(Entries from a dataset of interfaces)
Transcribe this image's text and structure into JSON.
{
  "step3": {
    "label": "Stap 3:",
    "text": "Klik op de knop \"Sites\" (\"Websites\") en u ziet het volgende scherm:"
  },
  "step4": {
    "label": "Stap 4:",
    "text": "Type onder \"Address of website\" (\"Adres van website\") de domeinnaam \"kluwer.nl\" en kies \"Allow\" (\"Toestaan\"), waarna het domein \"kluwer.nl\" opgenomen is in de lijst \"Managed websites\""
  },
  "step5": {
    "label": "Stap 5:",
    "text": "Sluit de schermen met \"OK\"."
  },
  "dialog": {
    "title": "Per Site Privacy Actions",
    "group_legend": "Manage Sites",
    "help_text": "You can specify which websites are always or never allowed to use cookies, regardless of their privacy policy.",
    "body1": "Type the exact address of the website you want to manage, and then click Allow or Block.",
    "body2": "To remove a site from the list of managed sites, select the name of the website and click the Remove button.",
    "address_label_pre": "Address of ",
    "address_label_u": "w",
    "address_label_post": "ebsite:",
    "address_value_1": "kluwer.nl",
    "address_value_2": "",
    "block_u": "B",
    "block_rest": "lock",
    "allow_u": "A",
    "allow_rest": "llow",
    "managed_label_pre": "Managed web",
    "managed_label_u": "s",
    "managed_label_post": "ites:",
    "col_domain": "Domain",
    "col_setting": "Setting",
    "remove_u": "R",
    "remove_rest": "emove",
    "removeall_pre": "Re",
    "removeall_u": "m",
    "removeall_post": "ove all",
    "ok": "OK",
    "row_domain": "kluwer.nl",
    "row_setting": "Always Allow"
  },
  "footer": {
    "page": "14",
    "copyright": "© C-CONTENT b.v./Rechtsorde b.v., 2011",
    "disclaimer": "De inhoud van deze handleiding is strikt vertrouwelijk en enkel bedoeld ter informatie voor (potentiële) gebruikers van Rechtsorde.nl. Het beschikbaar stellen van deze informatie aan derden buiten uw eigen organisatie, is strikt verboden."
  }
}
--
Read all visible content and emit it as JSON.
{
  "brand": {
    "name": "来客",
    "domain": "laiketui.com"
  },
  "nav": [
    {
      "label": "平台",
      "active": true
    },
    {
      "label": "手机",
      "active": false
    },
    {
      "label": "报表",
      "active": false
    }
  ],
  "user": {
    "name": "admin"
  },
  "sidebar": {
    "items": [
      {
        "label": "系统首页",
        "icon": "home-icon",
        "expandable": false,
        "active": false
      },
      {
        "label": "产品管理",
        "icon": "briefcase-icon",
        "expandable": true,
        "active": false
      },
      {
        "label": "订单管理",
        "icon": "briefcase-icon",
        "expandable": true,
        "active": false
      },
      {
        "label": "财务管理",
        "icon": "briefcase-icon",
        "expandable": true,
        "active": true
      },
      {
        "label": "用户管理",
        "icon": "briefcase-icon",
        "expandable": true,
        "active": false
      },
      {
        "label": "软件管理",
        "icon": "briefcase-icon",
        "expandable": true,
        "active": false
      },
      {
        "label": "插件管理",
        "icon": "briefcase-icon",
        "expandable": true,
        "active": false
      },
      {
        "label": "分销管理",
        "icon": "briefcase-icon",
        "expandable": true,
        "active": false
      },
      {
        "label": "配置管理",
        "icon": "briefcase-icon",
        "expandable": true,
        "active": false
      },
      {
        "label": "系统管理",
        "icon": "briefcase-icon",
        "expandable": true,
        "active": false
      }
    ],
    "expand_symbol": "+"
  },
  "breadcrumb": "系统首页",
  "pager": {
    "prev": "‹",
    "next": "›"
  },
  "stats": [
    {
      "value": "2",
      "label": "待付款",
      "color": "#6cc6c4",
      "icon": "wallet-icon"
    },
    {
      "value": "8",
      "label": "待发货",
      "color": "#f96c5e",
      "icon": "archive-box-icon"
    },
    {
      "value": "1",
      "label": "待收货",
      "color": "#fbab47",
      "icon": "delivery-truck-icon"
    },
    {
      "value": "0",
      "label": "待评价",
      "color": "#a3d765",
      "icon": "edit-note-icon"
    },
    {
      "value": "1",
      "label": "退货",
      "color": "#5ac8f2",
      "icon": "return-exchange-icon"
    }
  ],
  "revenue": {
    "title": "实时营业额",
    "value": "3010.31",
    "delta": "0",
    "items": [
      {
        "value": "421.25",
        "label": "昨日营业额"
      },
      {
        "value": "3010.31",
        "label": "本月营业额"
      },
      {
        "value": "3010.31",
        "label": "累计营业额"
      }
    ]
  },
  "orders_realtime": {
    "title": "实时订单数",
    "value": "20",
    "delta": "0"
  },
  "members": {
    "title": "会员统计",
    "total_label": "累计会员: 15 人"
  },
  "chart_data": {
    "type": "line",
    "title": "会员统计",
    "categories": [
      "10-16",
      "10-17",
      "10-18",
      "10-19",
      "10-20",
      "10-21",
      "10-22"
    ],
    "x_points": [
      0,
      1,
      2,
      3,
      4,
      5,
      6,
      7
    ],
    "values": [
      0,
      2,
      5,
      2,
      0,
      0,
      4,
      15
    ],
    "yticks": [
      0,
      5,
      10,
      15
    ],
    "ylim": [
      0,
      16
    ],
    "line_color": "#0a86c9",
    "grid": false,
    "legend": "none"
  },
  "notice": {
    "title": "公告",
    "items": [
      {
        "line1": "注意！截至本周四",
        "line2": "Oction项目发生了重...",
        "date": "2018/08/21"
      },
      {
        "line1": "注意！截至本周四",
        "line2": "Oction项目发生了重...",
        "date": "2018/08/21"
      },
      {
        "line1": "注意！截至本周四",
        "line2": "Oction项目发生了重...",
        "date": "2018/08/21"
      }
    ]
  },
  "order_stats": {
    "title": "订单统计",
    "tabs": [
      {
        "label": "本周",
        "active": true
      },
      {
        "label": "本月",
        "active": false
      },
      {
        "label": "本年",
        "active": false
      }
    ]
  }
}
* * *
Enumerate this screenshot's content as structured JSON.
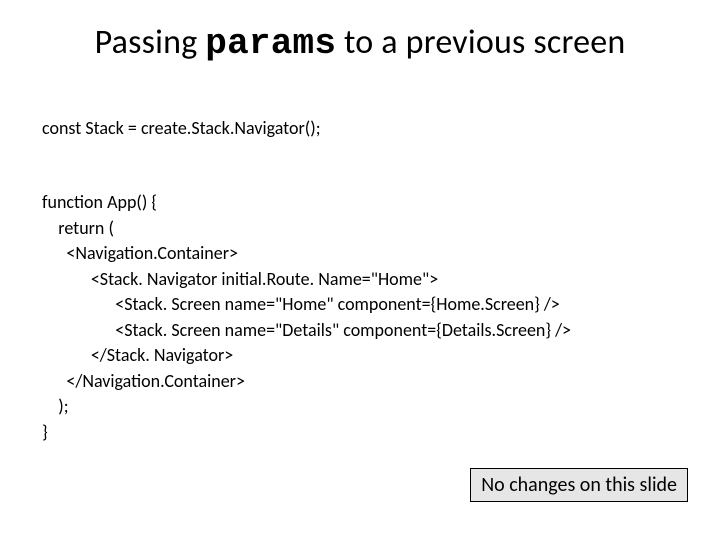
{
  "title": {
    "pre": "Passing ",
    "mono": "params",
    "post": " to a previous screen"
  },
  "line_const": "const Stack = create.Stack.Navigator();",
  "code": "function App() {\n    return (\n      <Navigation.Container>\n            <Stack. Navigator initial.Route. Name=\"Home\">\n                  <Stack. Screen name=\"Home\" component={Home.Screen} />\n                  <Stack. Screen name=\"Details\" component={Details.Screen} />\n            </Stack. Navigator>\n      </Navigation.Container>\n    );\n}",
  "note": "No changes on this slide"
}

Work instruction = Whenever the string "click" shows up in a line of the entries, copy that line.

Result below =
    "body1": "Type the exact address of the website you want to manage, and then click Allow or Block.",
    "body2": "To remove a site from the list of managed sites, select the name of the website and click the Remove button.",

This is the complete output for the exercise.